If the procedure is successful, the zygote will travel through the fallopian tube and implant itself along the uterine wall, resulting in pregnancy.

A pregnancy test will be taken two weeks after surgery in order to determine whether pregnancy has occurred.

One cycle of ZIFT will last from between four to six weeks.

Types of Fertility Problems ZIFT Helps to Treat
There are a variety of fertility problems that ZIFT can help treat including both female infertility and male infertility. Such infertility factors include:

• if the fallopian tubes are unblocked and undamaged and other types of ART have been unsuccessful
• ovulation problems
• low sperm count
• However, in cases when the male partner’s sperm count is extremely low, ZIFT is used in conjunction with in vitro fertilisation (IVF).

Pregnancy Success Rates of ZIFT
The rate of pregnancy success associated with zygote intrafallopian transfer depends greatly on a woman’s reproductive health and her age; generally, the younger a woman and the healthier her eggs are, the higher her chance of successfully getting pregnant using ZIFT.

On average, there is a 26% chance of ZIFT resulting in a live birth per cycle.

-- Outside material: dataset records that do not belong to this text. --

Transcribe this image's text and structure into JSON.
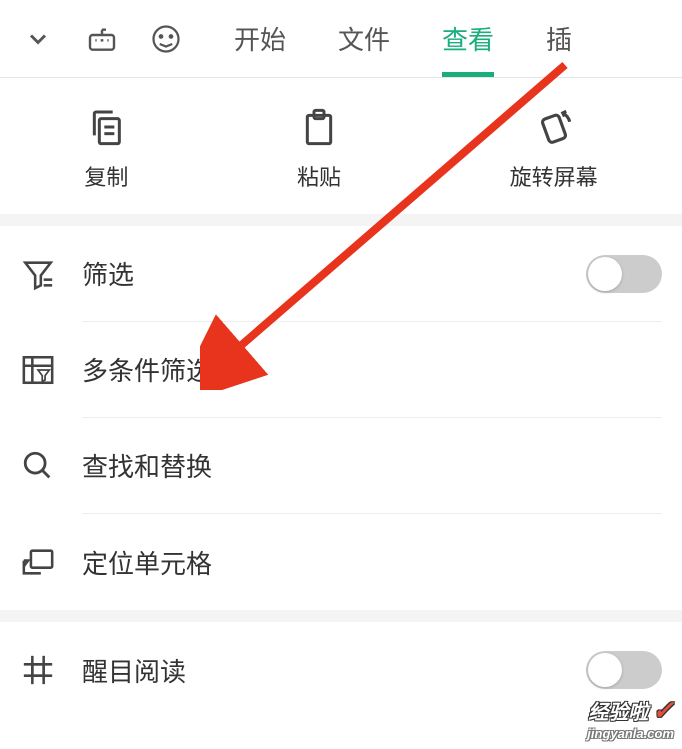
{
  "tabs": {
    "start": "开始",
    "file": "文件",
    "view": "查看",
    "plugin": "插"
  },
  "toolbar": {
    "copy": "复制",
    "paste": "粘贴",
    "rotate": "旋转屏幕"
  },
  "menu": {
    "filter": "筛选",
    "multi_filter": "多条件筛选",
    "find_replace": "查找和替换",
    "locate_cell": "定位单元格",
    "highlight_read": "醒目阅读"
  },
  "watermark": {
    "main": "经验啦",
    "sub": "jingyanla.com"
  }
}
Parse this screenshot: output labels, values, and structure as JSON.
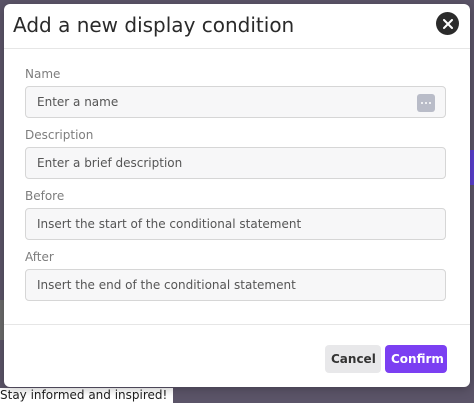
{
  "modal": {
    "title": "Add a new display condition",
    "close_icon": "close-icon"
  },
  "fields": {
    "name": {
      "label": "Name",
      "placeholder": "Enter a name",
      "value": ""
    },
    "description": {
      "label": "Description",
      "placeholder": "Enter a brief description",
      "value": ""
    },
    "before": {
      "label": "Before",
      "placeholder": "Insert the start of the conditional statement",
      "value": ""
    },
    "after": {
      "label": "After",
      "placeholder": "Insert the end of the conditional statement",
      "value": ""
    }
  },
  "footer": {
    "cancel_label": "Cancel",
    "confirm_label": "Confirm"
  },
  "background": {
    "bottom_text": "Stay informed and inspired!"
  },
  "colors": {
    "accent": "#7b3ff2",
    "overlay": "#5b5468"
  }
}
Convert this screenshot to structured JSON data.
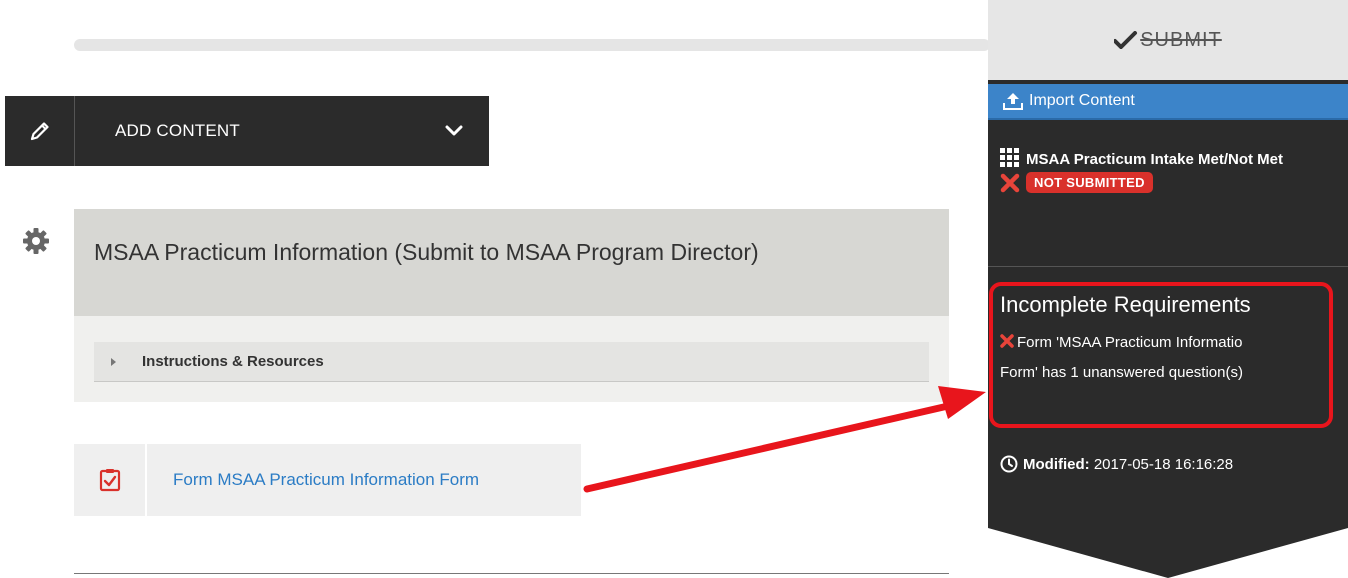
{
  "toolbar": {
    "add_content_label": "ADD CONTENT"
  },
  "section": {
    "title": "MSAA Practicum Information (Submit to MSAA Program Director)",
    "instructions_label": "Instructions & Resources",
    "form_link": "Form MSAA Practicum Information Form"
  },
  "panel": {
    "submit_label": "SUBMIT",
    "import_label": "Import Content",
    "item_title": "MSAA Practicum Intake Met/Not Met",
    "item_status": "NOT SUBMITTED",
    "incomplete_heading": "Incomplete Requirements",
    "requirement_line1": "Form 'MSAA Practicum Informatio",
    "requirement_line2": "Form' has 1 unanswered question(s)",
    "modified_label": "Modified:",
    "modified_value": "2017-05-18 16:16:28"
  },
  "colors": {
    "dark": "#2b2b2b",
    "accent_blue": "#3c84c9",
    "link_blue": "#2b7cc5",
    "error_red": "#d9312b",
    "highlight_red": "#e8151c"
  },
  "icons": [
    "pencil-icon",
    "chevron-down-icon",
    "gear-icon",
    "clipboard-check-icon",
    "check-icon",
    "upload-icon",
    "grid-icon",
    "x-icon",
    "clock-icon"
  ]
}
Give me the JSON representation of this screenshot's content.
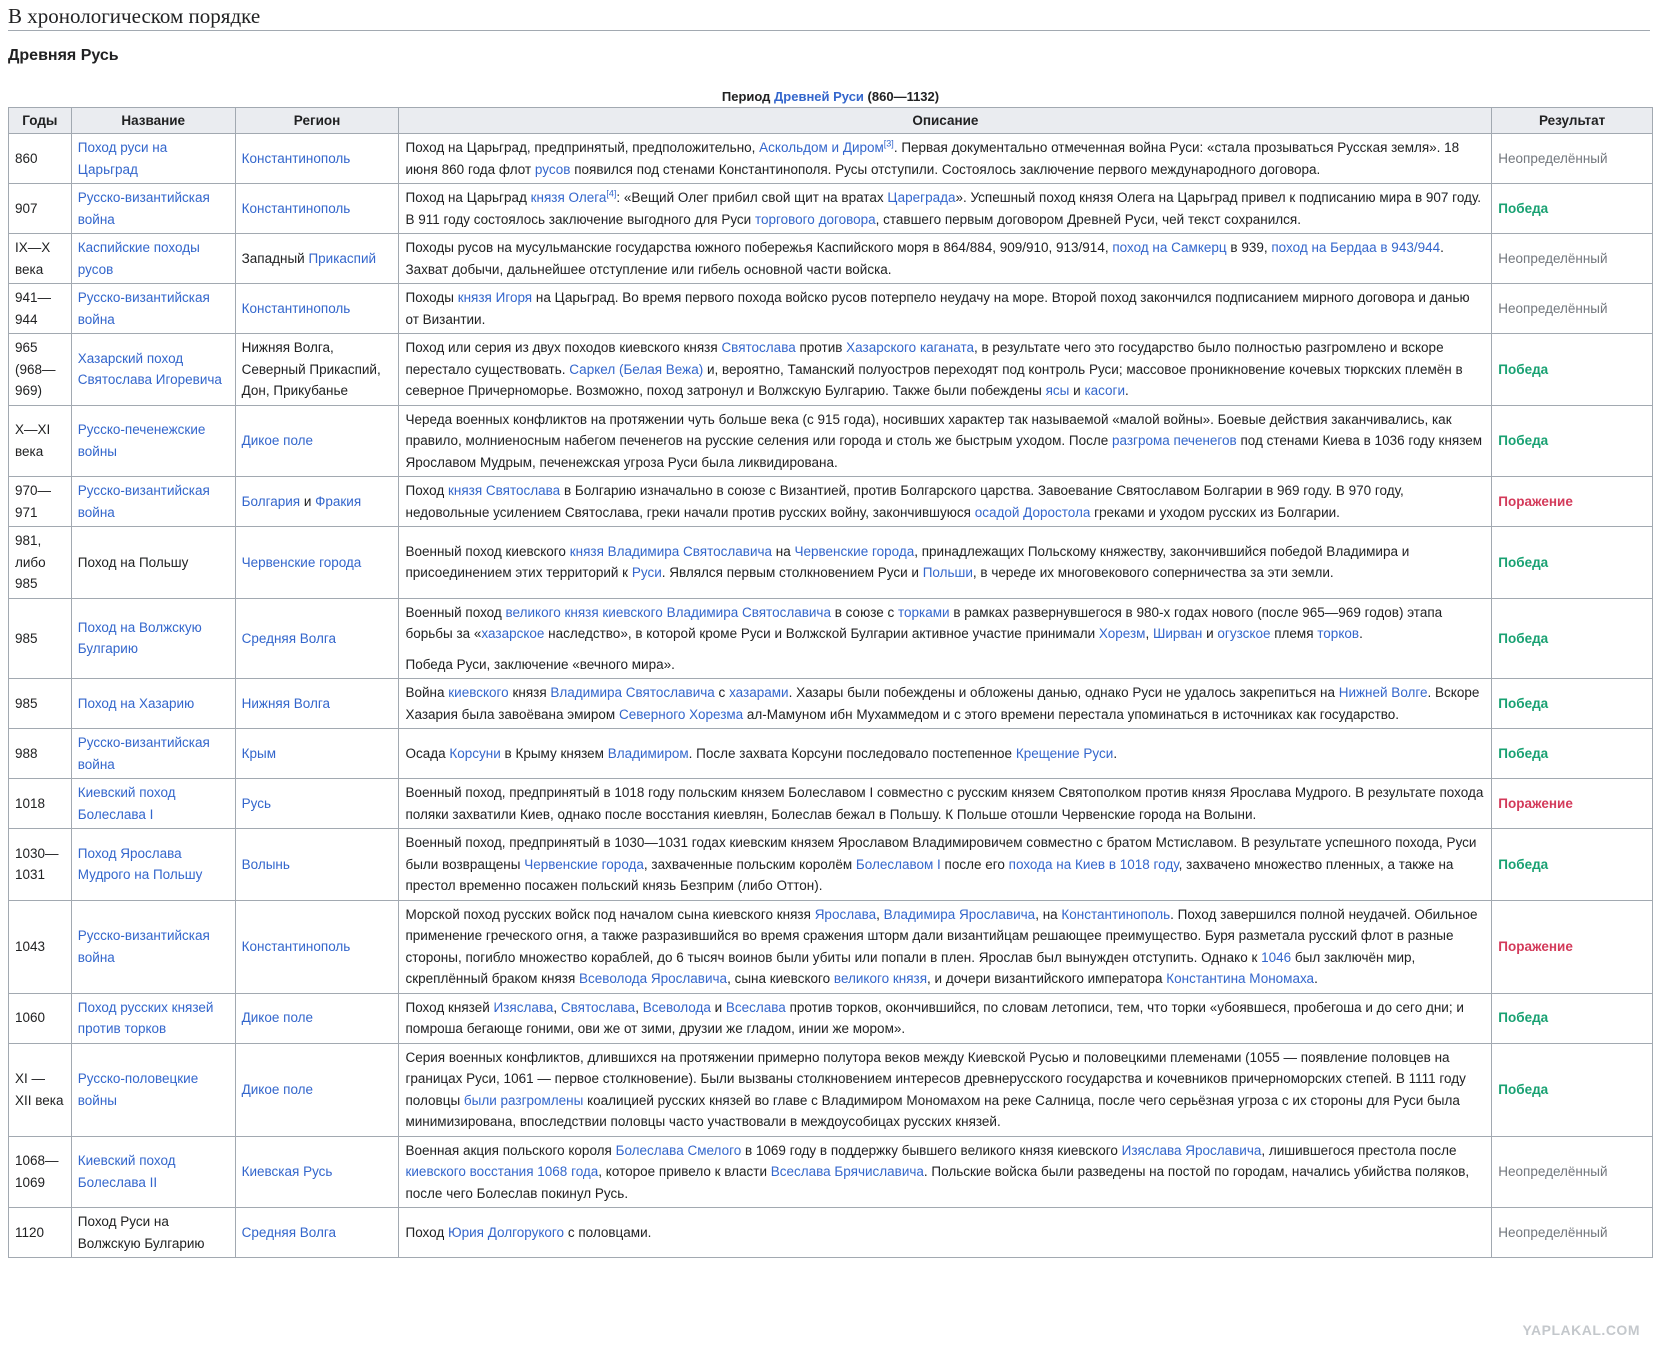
{
  "heading": "В хронологическом порядке",
  "subheading": "Древняя Русь",
  "caption": {
    "pre": "Период ",
    "link": "Древней Руси",
    "post": " (860—1132)"
  },
  "columns": [
    "Годы",
    "Название",
    "Регион",
    "Описание",
    "Результат"
  ],
  "watermark": "YAPLAKAL.COM",
  "colors": {
    "link": "#3366cc",
    "victory": "#18a172",
    "defeat": "#d33a5a",
    "neutral": "#72777d",
    "header_bg": "#eaecf0",
    "border": "#a2a9b1"
  },
  "rows": [
    {
      "years": "860",
      "result": "Неопределённый",
      "rt": "neu",
      "name": [
        {
          "t": "Поход руси на Царьград",
          "l": true
        }
      ],
      "region": [
        {
          "t": "Константинополь",
          "l": true
        }
      ],
      "desc": [
        [
          {
            "t": "Поход на Царьград, предпринятый, предположительно, "
          },
          {
            "t": "Аскольдом и Диром",
            "l": true
          },
          {
            "t": "[3]",
            "s": true
          },
          {
            "t": ". Первая документально отмеченная война Руси: «стала прозываться Русская земля». 18 июня 860 года флот "
          },
          {
            "t": "русов",
            "l": true
          },
          {
            "t": " появился под стенами Константинополя. Русы отступили. Состоялось заключение первого международного договора."
          }
        ]
      ]
    },
    {
      "years": "907",
      "result": "Победа",
      "rt": "win",
      "name": [
        {
          "t": "Русско-византийская война",
          "l": true
        }
      ],
      "region": [
        {
          "t": "Константинополь",
          "l": true
        }
      ],
      "desc": [
        [
          {
            "t": "Поход на Царьград "
          },
          {
            "t": "князя Олега",
            "l": true
          },
          {
            "t": "[4]",
            "s": true
          },
          {
            "t": ": «Вещий Олег прибил свой щит на вратах "
          },
          {
            "t": "Цареграда",
            "l": true
          },
          {
            "t": "». Успешный поход князя Олега на Царьград привел к подписанию мира в 907 году. В 911 году состоялось заключение выгодного для Руси "
          },
          {
            "t": "торгового договора",
            "l": true
          },
          {
            "t": ", ставшего первым договором Древней Руси, чей текст сохранился."
          }
        ]
      ]
    },
    {
      "years": "IX—X века",
      "result": "Неопределённый",
      "rt": "neu",
      "name": [
        {
          "t": "Каспийские походы русов",
          "l": true
        }
      ],
      "region": [
        {
          "t": "Западный "
        },
        {
          "t": "Прикаспий",
          "l": true
        }
      ],
      "desc": [
        [
          {
            "t": "Походы русов на мусульманские государства южного побережья Каспийского моря в 864/884, 909/910, 913/914, "
          },
          {
            "t": "поход на Самкерц",
            "l": true
          },
          {
            "t": " в 939, "
          },
          {
            "t": "поход на Бердаа в 943/944",
            "l": true
          },
          {
            "t": ". Захват добычи, дальнейшее отступление или гибель основной части войска."
          }
        ]
      ]
    },
    {
      "years": "941—944",
      "result": "Неопределённый",
      "rt": "neu",
      "name": [
        {
          "t": "Русско-византийская война",
          "l": true
        }
      ],
      "region": [
        {
          "t": "Константинополь",
          "l": true
        }
      ],
      "desc": [
        [
          {
            "t": "Походы "
          },
          {
            "t": "князя Игоря",
            "l": true
          },
          {
            "t": " на Царьград. Во время первого похода войско русов потерпело неудачу на море. Второй поход закончился подписанием мирного договора и данью от Византии."
          }
        ]
      ]
    },
    {
      "years": "965 (968—969)",
      "result": "Победа",
      "rt": "win",
      "name": [
        {
          "t": "Хазарский поход Святослава Игоревича",
          "l": true
        }
      ],
      "region": [
        {
          "t": "Нижняя Волга, Северный Прикаспий, Дон, Прикубанье"
        }
      ],
      "desc": [
        [
          {
            "t": "Поход или серия из двух походов киевского князя "
          },
          {
            "t": "Святослава",
            "l": true
          },
          {
            "t": " против "
          },
          {
            "t": "Хазарского каганата",
            "l": true
          },
          {
            "t": ", в результате чего это государство было полностью разгромлено и вскоре перестало существовать. "
          },
          {
            "t": "Саркел (Белая Вежа)",
            "l": true
          },
          {
            "t": " и, вероятно, Таманский полуостров переходят под контроль Руси; массовое проникновение кочевых тюркских племён в северное Причерноморье. Возможно, поход затронул и Волжскую Булгарию. Также были побеждены "
          },
          {
            "t": "ясы",
            "l": true
          },
          {
            "t": " и "
          },
          {
            "t": "касоги",
            "l": true
          },
          {
            "t": "."
          }
        ]
      ]
    },
    {
      "years": "X—XI века",
      "result": "Победа",
      "rt": "win",
      "name": [
        {
          "t": "Русско-печенежские войны",
          "l": true
        }
      ],
      "region": [
        {
          "t": "Дикое поле",
          "l": true
        }
      ],
      "desc": [
        [
          {
            "t": "Череда военных конфликтов на протяжении чуть больше века (с 915 года), носивших характер так называемой «малой войны». Боевые действия заканчивались, как правило, молниеносным набегом печенегов на русские селения или города и столь же быстрым уходом. После "
          },
          {
            "t": "разгрома печенегов",
            "l": true
          },
          {
            "t": " под стенами Киева в 1036 году князем Ярославом Мудрым, печенежская угроза Руси была ликвидирована."
          }
        ]
      ]
    },
    {
      "years": "970—971",
      "result": "Поражение",
      "rt": "loss",
      "name": [
        {
          "t": "Русско-византийская война",
          "l": true
        }
      ],
      "region": [
        {
          "t": "Болгария",
          "l": true
        },
        {
          "t": " и "
        },
        {
          "t": "Фракия",
          "l": true
        }
      ],
      "desc": [
        [
          {
            "t": "Поход "
          },
          {
            "t": "князя Святослава",
            "l": true
          },
          {
            "t": " в Болгарию изначально в союзе с Византией, против Болгарского царства. Завоевание Святославом Болгарии в 969 году. В 970 году, недовольные усилением Святослава, греки начали против русских войну, закончившуюся "
          },
          {
            "t": "осадой Доростола",
            "l": true
          },
          {
            "t": " греками и уходом русских из Болгарии."
          }
        ]
      ]
    },
    {
      "years": "981, либо 985",
      "result": "Победа",
      "rt": "win",
      "name": [
        {
          "t": "Поход на Польшу"
        }
      ],
      "region": [
        {
          "t": "Червенские города",
          "l": true
        }
      ],
      "desc": [
        [
          {
            "t": "Военный поход киевского "
          },
          {
            "t": "князя Владимира Святославича",
            "l": true
          },
          {
            "t": " на "
          },
          {
            "t": "Червенские города",
            "l": true
          },
          {
            "t": ", принадлежащих Польскому княжеству, закончившийся победой Владимира и присоединением этих территорий к "
          },
          {
            "t": "Руси",
            "l": true
          },
          {
            "t": ". Являлся первым столкновением Руси и "
          },
          {
            "t": "Польши",
            "l": true
          },
          {
            "t": ", в череде их многовекового соперничества за эти земли."
          }
        ]
      ]
    },
    {
      "years": "985",
      "result": "Победа",
      "rt": "win",
      "name": [
        {
          "t": "Поход на Волжскую Булгарию",
          "l": true
        }
      ],
      "region": [
        {
          "t": "Средняя Волга",
          "l": true
        }
      ],
      "desc": [
        [
          {
            "t": "Военный поход "
          },
          {
            "t": "великого князя киевского Владимира Святославича",
            "l": true
          },
          {
            "t": " в союзе с "
          },
          {
            "t": "торками",
            "l": true
          },
          {
            "t": " в рамках развернувшегося в 980-х годах нового (после 965—969 годов) этапа борьбы за «"
          },
          {
            "t": "хазарское",
            "l": true
          },
          {
            "t": " наследство», в которой кроме Руси и Волжской Булгарии активное участие принимали "
          },
          {
            "t": "Хорезм",
            "l": true
          },
          {
            "t": ", "
          },
          {
            "t": "Ширван",
            "l": true
          },
          {
            "t": " и "
          },
          {
            "t": "огузское",
            "l": true
          },
          {
            "t": " племя "
          },
          {
            "t": "торков",
            "l": true
          },
          {
            "t": "."
          }
        ],
        [
          {
            "t": "Победа Руси, заключение «вечного мира»."
          }
        ]
      ]
    },
    {
      "years": "985",
      "result": "Победа",
      "rt": "win",
      "name": [
        {
          "t": "Поход на Хазарию",
          "l": true
        }
      ],
      "region": [
        {
          "t": "Нижняя Волга",
          "l": true
        }
      ],
      "desc": [
        [
          {
            "t": "Война "
          },
          {
            "t": "киевского",
            "l": true
          },
          {
            "t": " князя "
          },
          {
            "t": "Владимира Святославича",
            "l": true
          },
          {
            "t": " с "
          },
          {
            "t": "хазарами",
            "l": true
          },
          {
            "t": ". Хазары были побеждены и обложены данью, однако Руси не удалось закрепиться на "
          },
          {
            "t": "Нижней Волге",
            "l": true
          },
          {
            "t": ". Вскоре Хазария была завоёвана эмиром "
          },
          {
            "t": "Северного Хорезма",
            "l": true
          },
          {
            "t": " ал-Мамуном ибн Мухаммедом и с этого времени перестала упоминаться в источниках как государство."
          }
        ]
      ]
    },
    {
      "years": "988",
      "result": "Победа",
      "rt": "win",
      "name": [
        {
          "t": "Русско-византийская война",
          "l": true
        }
      ],
      "region": [
        {
          "t": "Крым",
          "l": true
        }
      ],
      "desc": [
        [
          {
            "t": "Осада "
          },
          {
            "t": "Корсуни",
            "l": true
          },
          {
            "t": " в Крыму князем "
          },
          {
            "t": "Владимиром",
            "l": true
          },
          {
            "t": ". После захвата Корсуни последовало постепенное "
          },
          {
            "t": "Крещение Руси",
            "l": true
          },
          {
            "t": "."
          }
        ]
      ]
    },
    {
      "years": "1018",
      "result": "Поражение",
      "rt": "loss",
      "name": [
        {
          "t": "Киевский поход Болеслава I",
          "l": true
        }
      ],
      "region": [
        {
          "t": "Русь",
          "l": true
        }
      ],
      "desc": [
        [
          {
            "t": "Военный поход, предпринятый в 1018 году польским князем Болеславом I совместно с русским князем Святополком против князя Ярослава Мудрого. В результате похода поляки захватили Киев, однако после восстания киевлян, Болеслав бежал в Польшу. К Польше отошли Червенские города на Волыни."
          }
        ]
      ]
    },
    {
      "years": "1030—1031",
      "result": "Победа",
      "rt": "win",
      "name": [
        {
          "t": "Поход Ярослава Мудрого на Польшу",
          "l": true
        }
      ],
      "region": [
        {
          "t": "Волынь",
          "l": true
        }
      ],
      "desc": [
        [
          {
            "t": "Военный поход, предпринятый в 1030—1031 годах киевским князем Ярославом Владимировичем совместно с братом Мстиславом. В результате успешного похода, Руси были возвращены "
          },
          {
            "t": "Червенские города",
            "l": true
          },
          {
            "t": ", захваченные польским королём "
          },
          {
            "t": "Болеславом I",
            "l": true
          },
          {
            "t": " после его "
          },
          {
            "t": "похода на Киев в 1018 году",
            "l": true
          },
          {
            "t": ", захвачено множество пленных, а также на престол временно посажен польский князь Безприм (либо Оттон)."
          }
        ]
      ]
    },
    {
      "years": "1043",
      "result": "Поражение",
      "rt": "loss",
      "name": [
        {
          "t": "Русско-византийская война",
          "l": true
        }
      ],
      "region": [
        {
          "t": "Константинополь",
          "l": true
        }
      ],
      "desc": [
        [
          {
            "t": "Морской поход русских войск под началом сына киевского князя "
          },
          {
            "t": "Ярослава",
            "l": true
          },
          {
            "t": ", "
          },
          {
            "t": "Владимира Ярославича",
            "l": true
          },
          {
            "t": ", на "
          },
          {
            "t": "Константинополь",
            "l": true
          },
          {
            "t": ". Поход завершился полной неудачей. Обильное применение греческого огня, а также разразившийся во время сражения шторм дали византийцам решающее преимущество. Буря разметала русский флот в разные стороны, погибло множество кораблей, до 6 тысяч воинов были убиты или попали в плен. Ярослав был вынужден отступить. Однако к "
          },
          {
            "t": "1046",
            "l": true
          },
          {
            "t": " был заключён мир, скреплённый браком князя "
          },
          {
            "t": "Всеволода Ярославича",
            "l": true
          },
          {
            "t": ", сына киевского "
          },
          {
            "t": "великого князя",
            "l": true
          },
          {
            "t": ", и дочери византийского императора "
          },
          {
            "t": "Константина Мономаха",
            "l": true
          },
          {
            "t": "."
          }
        ]
      ]
    },
    {
      "years": "1060",
      "result": "Победа",
      "rt": "win",
      "name": [
        {
          "t": "Поход русских князей против торков",
          "l": true
        }
      ],
      "region": [
        {
          "t": "Дикое поле",
          "l": true
        }
      ],
      "desc": [
        [
          {
            "t": "Поход князей "
          },
          {
            "t": "Изяслава",
            "l": true
          },
          {
            "t": ", "
          },
          {
            "t": "Святослава",
            "l": true
          },
          {
            "t": ", "
          },
          {
            "t": "Всеволода",
            "l": true
          },
          {
            "t": " и "
          },
          {
            "t": "Всеслава",
            "l": true
          },
          {
            "t": " против торков, окончившийся, по словам летописи, тем, что торки «убоявшеся, пробегоша и до сего дни; и помроша бегающе гоними, ови же от зими, друзии же гладом, инии же мором»."
          }
        ]
      ]
    },
    {
      "years": "XI — XII века",
      "result": "Победа",
      "rt": "win",
      "name": [
        {
          "t": "Русско-половецкие войны",
          "l": true
        }
      ],
      "region": [
        {
          "t": "Дикое поле",
          "l": true
        }
      ],
      "desc": [
        [
          {
            "t": "Серия военных конфликтов, длившихся на протяжении примерно полутора веков между Киевской Русью и половецкими племенами (1055 — появление половцев на границах Руси, 1061 — первое столкновение). Были вызваны столкновением интересов древнерусского государства и кочевников причерноморских степей. В 1111 году половцы "
          },
          {
            "t": "были разгромлены",
            "l": true
          },
          {
            "t": " коалицией русских князей во главе с Владимиром Мономахом на реке Салница, после чего серьёзная угроза с их стороны для Руси была минимизирована, впоследствии половцы часто участвовали в междоусобицах русских князей."
          }
        ]
      ]
    },
    {
      "years": "1068—1069",
      "result": "Неопределённый",
      "rt": "neu",
      "name": [
        {
          "t": "Киевский поход Болеслава II",
          "l": true
        }
      ],
      "region": [
        {
          "t": "Киевская Русь",
          "l": true
        }
      ],
      "desc": [
        [
          {
            "t": "Военная акция польского короля "
          },
          {
            "t": "Болеслава Смелого",
            "l": true
          },
          {
            "t": " в 1069 году в поддержку бывшего великого князя киевского "
          },
          {
            "t": "Изяслава Ярославича",
            "l": true
          },
          {
            "t": ", лишившегося престола после "
          },
          {
            "t": "киевского восстания 1068 года",
            "l": true
          },
          {
            "t": ", которое привело к власти "
          },
          {
            "t": "Всеслава Брячиславича",
            "l": true
          },
          {
            "t": ". Польские войска были разведены на постой по городам, начались убийства поляков, после чего Болеслав покинул Русь."
          }
        ]
      ]
    },
    {
      "years": "1120",
      "result": "Неопределённый",
      "rt": "neu",
      "name": [
        {
          "t": "Поход Руси на Волжскую Булгарию"
        }
      ],
      "region": [
        {
          "t": "Средняя Волга",
          "l": true
        }
      ],
      "desc": [
        [
          {
            "t": "Поход "
          },
          {
            "t": "Юрия Долгорукого",
            "l": true
          },
          {
            "t": " с половцами."
          }
        ]
      ]
    }
  ]
}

Risks and Benefits Associated with ZIFT
One of the benefits of ZIFT is that, compared with GIFT, a doctor can confirm whether fertilisation has occurred prior to inserting the eggs into the fallopian tubes. In addition, the embryo travels into the uterus on its own, which means that ZIFT is considered to be a more natural option.

However, 35% of ZIFT pregnancies are multiple pregnancies, which occurs when more than one of the embryo implants itself to the uterine wall. Multiple pregnancies in turn are associated with a higher risk of miscarriage and ectopic pregnancy. Also, ZIFT requires invasive surgery and the costs of fertilising the eggs in a laboratory can be quite high. In addition, many fertility clinics do not offer ZIFT as an alternative fertility treatment.

In some cases, women who must take synthetic hormones in order to stimulate ovulation develop ovarian hyperstimulation (OHSS), a condition that causes bloating, pelvic pain, nausea and dizziness. In rare instances, OHSS can be serious, and may require hospitalization.

The Cost of ZIFT
Zygote intrafallopian transfer is an expensive ART procedure. On average, ZIFT costs between £6 000 and £10 000 per cycle.